__ASSIGNED TASK__:
Output the records exactly. Include every line.

__MATERIAL SHOWN__:
########

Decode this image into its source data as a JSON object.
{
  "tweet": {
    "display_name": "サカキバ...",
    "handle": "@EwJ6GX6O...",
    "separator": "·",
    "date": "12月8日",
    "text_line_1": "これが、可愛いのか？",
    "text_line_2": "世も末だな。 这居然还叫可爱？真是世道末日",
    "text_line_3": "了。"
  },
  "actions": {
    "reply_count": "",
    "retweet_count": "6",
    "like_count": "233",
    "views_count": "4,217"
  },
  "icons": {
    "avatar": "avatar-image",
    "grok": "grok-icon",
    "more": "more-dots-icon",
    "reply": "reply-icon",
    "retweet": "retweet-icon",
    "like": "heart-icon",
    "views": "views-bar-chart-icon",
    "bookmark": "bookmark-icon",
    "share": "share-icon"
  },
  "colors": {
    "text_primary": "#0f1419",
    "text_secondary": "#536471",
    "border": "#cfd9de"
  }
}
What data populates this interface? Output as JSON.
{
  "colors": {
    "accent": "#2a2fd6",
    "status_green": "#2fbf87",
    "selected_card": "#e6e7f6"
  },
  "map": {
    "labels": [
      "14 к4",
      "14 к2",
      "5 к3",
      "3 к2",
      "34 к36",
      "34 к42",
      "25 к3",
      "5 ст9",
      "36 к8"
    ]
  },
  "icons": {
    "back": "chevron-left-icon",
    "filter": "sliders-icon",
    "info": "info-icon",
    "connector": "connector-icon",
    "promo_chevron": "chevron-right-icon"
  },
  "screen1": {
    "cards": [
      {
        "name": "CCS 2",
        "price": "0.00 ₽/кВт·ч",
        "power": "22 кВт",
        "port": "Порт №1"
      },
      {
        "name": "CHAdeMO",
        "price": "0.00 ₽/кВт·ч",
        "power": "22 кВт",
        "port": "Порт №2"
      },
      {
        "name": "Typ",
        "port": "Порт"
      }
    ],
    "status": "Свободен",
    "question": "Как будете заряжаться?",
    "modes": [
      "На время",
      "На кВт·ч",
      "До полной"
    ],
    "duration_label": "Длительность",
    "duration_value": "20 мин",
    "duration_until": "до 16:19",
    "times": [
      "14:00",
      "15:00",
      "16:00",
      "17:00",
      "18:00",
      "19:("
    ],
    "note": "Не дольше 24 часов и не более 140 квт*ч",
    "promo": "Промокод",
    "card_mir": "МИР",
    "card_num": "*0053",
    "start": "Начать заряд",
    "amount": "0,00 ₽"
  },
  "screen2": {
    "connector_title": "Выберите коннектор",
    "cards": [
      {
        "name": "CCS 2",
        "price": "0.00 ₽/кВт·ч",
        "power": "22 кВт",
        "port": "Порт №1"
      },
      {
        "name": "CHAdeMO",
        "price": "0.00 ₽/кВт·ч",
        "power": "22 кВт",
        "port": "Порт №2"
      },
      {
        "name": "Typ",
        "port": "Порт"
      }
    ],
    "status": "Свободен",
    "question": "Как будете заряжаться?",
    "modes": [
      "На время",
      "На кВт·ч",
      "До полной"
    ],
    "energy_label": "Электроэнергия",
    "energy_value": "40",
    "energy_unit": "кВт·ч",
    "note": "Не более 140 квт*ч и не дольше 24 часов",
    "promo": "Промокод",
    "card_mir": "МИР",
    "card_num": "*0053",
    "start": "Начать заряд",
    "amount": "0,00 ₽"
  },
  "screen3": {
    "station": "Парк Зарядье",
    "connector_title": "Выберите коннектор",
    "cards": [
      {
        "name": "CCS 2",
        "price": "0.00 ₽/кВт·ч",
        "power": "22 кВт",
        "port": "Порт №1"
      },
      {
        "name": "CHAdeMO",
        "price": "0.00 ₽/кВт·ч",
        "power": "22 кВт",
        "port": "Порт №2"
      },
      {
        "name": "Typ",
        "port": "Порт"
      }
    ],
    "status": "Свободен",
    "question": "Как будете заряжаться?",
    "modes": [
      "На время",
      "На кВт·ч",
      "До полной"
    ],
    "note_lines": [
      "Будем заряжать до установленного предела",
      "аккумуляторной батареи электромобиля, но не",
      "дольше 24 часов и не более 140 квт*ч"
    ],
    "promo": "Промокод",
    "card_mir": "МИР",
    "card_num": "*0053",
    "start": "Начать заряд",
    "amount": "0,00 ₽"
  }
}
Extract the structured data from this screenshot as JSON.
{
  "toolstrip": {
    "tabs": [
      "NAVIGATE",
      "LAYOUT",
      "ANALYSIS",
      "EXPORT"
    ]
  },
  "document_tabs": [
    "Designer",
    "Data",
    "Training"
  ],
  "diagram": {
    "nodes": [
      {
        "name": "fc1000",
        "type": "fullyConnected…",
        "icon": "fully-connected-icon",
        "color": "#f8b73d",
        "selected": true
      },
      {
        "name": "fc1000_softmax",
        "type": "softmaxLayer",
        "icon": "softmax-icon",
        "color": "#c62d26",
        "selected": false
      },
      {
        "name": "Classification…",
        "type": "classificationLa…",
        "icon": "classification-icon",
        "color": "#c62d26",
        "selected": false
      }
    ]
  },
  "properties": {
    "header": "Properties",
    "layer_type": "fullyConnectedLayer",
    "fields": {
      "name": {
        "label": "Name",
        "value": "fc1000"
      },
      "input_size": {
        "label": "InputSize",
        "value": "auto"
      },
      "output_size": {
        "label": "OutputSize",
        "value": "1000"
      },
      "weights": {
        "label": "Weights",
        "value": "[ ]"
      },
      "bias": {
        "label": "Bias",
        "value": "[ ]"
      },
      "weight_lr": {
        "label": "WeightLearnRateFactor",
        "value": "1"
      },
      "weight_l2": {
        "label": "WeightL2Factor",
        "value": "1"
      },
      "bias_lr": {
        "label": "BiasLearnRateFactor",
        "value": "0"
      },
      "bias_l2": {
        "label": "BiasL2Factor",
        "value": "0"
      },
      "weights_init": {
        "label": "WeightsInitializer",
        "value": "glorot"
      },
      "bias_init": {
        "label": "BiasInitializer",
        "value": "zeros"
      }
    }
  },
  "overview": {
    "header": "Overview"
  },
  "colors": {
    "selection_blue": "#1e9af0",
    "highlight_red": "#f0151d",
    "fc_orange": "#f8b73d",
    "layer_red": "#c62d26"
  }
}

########

__RESULT BELOW__:
Decode this image into its source data as a JSON object.
{
  "tweet": {
    "display_name": "サカキバ...",
    "handle": "@EwJ6GX6O...",
    "separator": "·",
    "date": "12月8日",
    "text_line_1": "これが、可愛いのか？",
    "text_line_2": "世も末だな。 这居然还叫可爱？真是世道末日",
    "text_line_3": "了。"
  },
  "actions": {
    "reply_count": "",
    "retweet_count": "6",
    "like_count": "233",
    "views_count": "4,217"
  },
  "icons": {
    "avatar": "avatar-image",
    "grok": "grok-icon",
    "more": "more-dots-icon",
    "reply": "reply-icon",
    "retweet": "retweet-icon",
    "like": "heart-icon",
    "views": "views-bar-chart-icon",
    "bookmark": "bookmark-icon",
    "share": "share-icon"
  },
  "colors": {
    "text_primary": "#0f1419",
    "text_secondary": "#536471",
    "border": "#cfd9de"
  }
}
What data populates this interface? Output as JSON.
{
  "colors": {
    "accent": "#2a2fd6",
    "status_green": "#2fbf87",
    "selected_card": "#e6e7f6"
  },
  "map": {
    "labels": [
      "14 к4",
      "14 к2",
      "5 к3",
      "3 к2",
      "34 к36",
      "34 к42",
      "25 к3",
      "5 ст9",
      "36 к8"
    ]
  },
  "icons": {
    "back": "chevron-left-icon",
    "filter": "sliders-icon",
    "info": "info-icon",
    "connector": "connector-icon",
    "promo_chevron": "chevron-right-icon"
  },
  "screen1": {
    "cards": [
      {
        "name": "CCS 2",
        "price": "0.00 ₽/кВт·ч",
        "power": "22 кВт",
        "port": "Порт №1"
      },
      {
        "name": "CHAdeMO",
        "price": "0.00 ₽/кВт·ч",
        "power": "22 кВт",
        "port": "Порт №2"
      },
      {
        "name": "Typ",
        "port": "Порт"
      }
    ],
    "status": "Свободен",
    "question": "Как будете заряжаться?",
    "modes": [
      "На время",
      "На кВт·ч",
      "До полной"
    ],
    "duration_label": "Длительность",
    "duration_value": "20 мин",
    "duration_until": "до 16:19",
    "times": [
      "14:00",
      "15:00",
      "16:00",
      "17:00",
      "18:00",
      "19:("
    ],
    "note": "Не дольше 24 часов и не более 140 квт*ч",
    "promo": "Промокод",
    "card_mir": "МИР",
    "card_num": "*0053",
    "start": "Начать заряд",
    "amount": "0,00 ₽"
  },
  "screen2": {
    "connector_title": "Выберите коннектор",
    "cards": [
      {
        "name": "CCS 2",
        "price": "0.00 ₽/кВт·ч",
        "power": "22 кВт",
        "port": "Порт №1"
      },
      {
        "name": "CHAdeMO",
        "price": "0.00 ₽/кВт·ч",
        "power": "22 кВт",
        "port": "Порт №2"
      },
      {
        "name": "Typ",
        "port": "Порт"
      }
    ],
    "status": "Свободен",
    "question": "Как будете заряжаться?",
    "modes": [
      "На время",
      "На кВт·ч",
      "До полной"
    ],
    "energy_label": "Электроэнергия",
    "energy_value": "40",
    "energy_unit": "кВт·ч",
    "note": "Не более 140 квт*ч и не дольше 24 часов",
    "promo": "Промокод",
    "card_mir": "МИР",
    "card_num": "*0053",
    "start": "Начать заряд",
    "amount": "0,00 ₽"
  },
  "screen3": {
    "station": "Парк Зарядье",
    "connector_title": "Выберите коннектор",
    "cards": [
      {
        "name": "CCS 2",
        "price": "0.00 ₽/кВт·ч",
        "power": "22 кВт",
        "port": "Порт №1"
      },
      {
        "name": "CHAdeMO",
        "price": "0.00 ₽/кВт·ч",
        "power": "22 кВт",
        "port": "Порт №2"
      },
      {
        "name": "Typ",
        "port": "Порт"
      }
    ],
    "status": "Свободен",
    "question": "Как будете заряжаться?",
    "modes": [
      "На время",
      "На кВт·ч",
      "До полной"
    ],
    "note_lines": [
      "Будем заряжать до установленного предела",
      "аккумуляторной батареи электромобиля, но не",
      "дольше 24 часов и не более 140 квт*ч"
    ],
    "promo": "Промокод",
    "card_mir": "МИР",
    "card_num": "*0053",
    "start": "Начать заряд",
    "amount": "0,00 ₽"
  }
}
Extract the structured data from this screenshot as JSON.
{
  "toolstrip": {
    "tabs": [
      "NAVIGATE",
      "LAYOUT",
      "ANALYSIS",
      "EXPORT"
    ]
  },
  "document_tabs": [
    "Designer",
    "Data",
    "Training"
  ],
  "diagram": {
    "nodes": [
      {
        "name": "fc1000",
        "type": "fullyConnected…",
        "icon": "fully-connected-icon",
        "color": "#f8b73d",
        "selected": true
      },
      {
        "name": "fc1000_softmax",
        "type": "softmaxLayer",
        "icon": "softmax-icon",
        "color": "#c62d26",
        "selected": false
      },
      {
        "name": "Classification…",
        "type": "classificationLa…",
        "icon": "classification-icon",
        "color": "#c62d26",
        "selected": false
      }
    ]
  },
  "properties": {
    "header": "Properties",
    "layer_type": "fullyConnectedLayer",
    "fields": {
      "name": {
        "label": "Name",
        "value": "fc1000"
      },
      "input_size": {
        "label": "InputSize",
        "value": "auto"
      },
      "output_size": {
        "label": "OutputSize",
        "value": "1000"
      },
      "weights": {
        "label": "Weights",
        "value": "[ ]"
      },
      "bias": {
        "label": "Bias",
        "value": "[ ]"
      },
      "weight_lr": {
        "label": "WeightLearnRateFactor",
        "value": "1"
      },
      "weight_l2": {
        "label": "WeightL2Factor",
        "value": "1"
      },
      "bias_lr": {
        "label": "BiasLearnRateFactor",
        "value": "0"
      },
      "bias_l2": {
        "label": "BiasL2Factor",
        "value": "0"
      },
      "weights_init": {
        "label": "WeightsInitializer",
        "value": "glorot"
      },
      "bias_init": {
        "label": "BiasInitializer",
        "value": "zeros"
      }
    }
  },
  "overview": {
    "header": "Overview"
  },
  "colors": {
    "selection_blue": "#1e9af0",
    "highlight_red": "#f0151d",
    "fc_orange": "#f8b73d",
    "layer_red": "#c62d26"
  }
}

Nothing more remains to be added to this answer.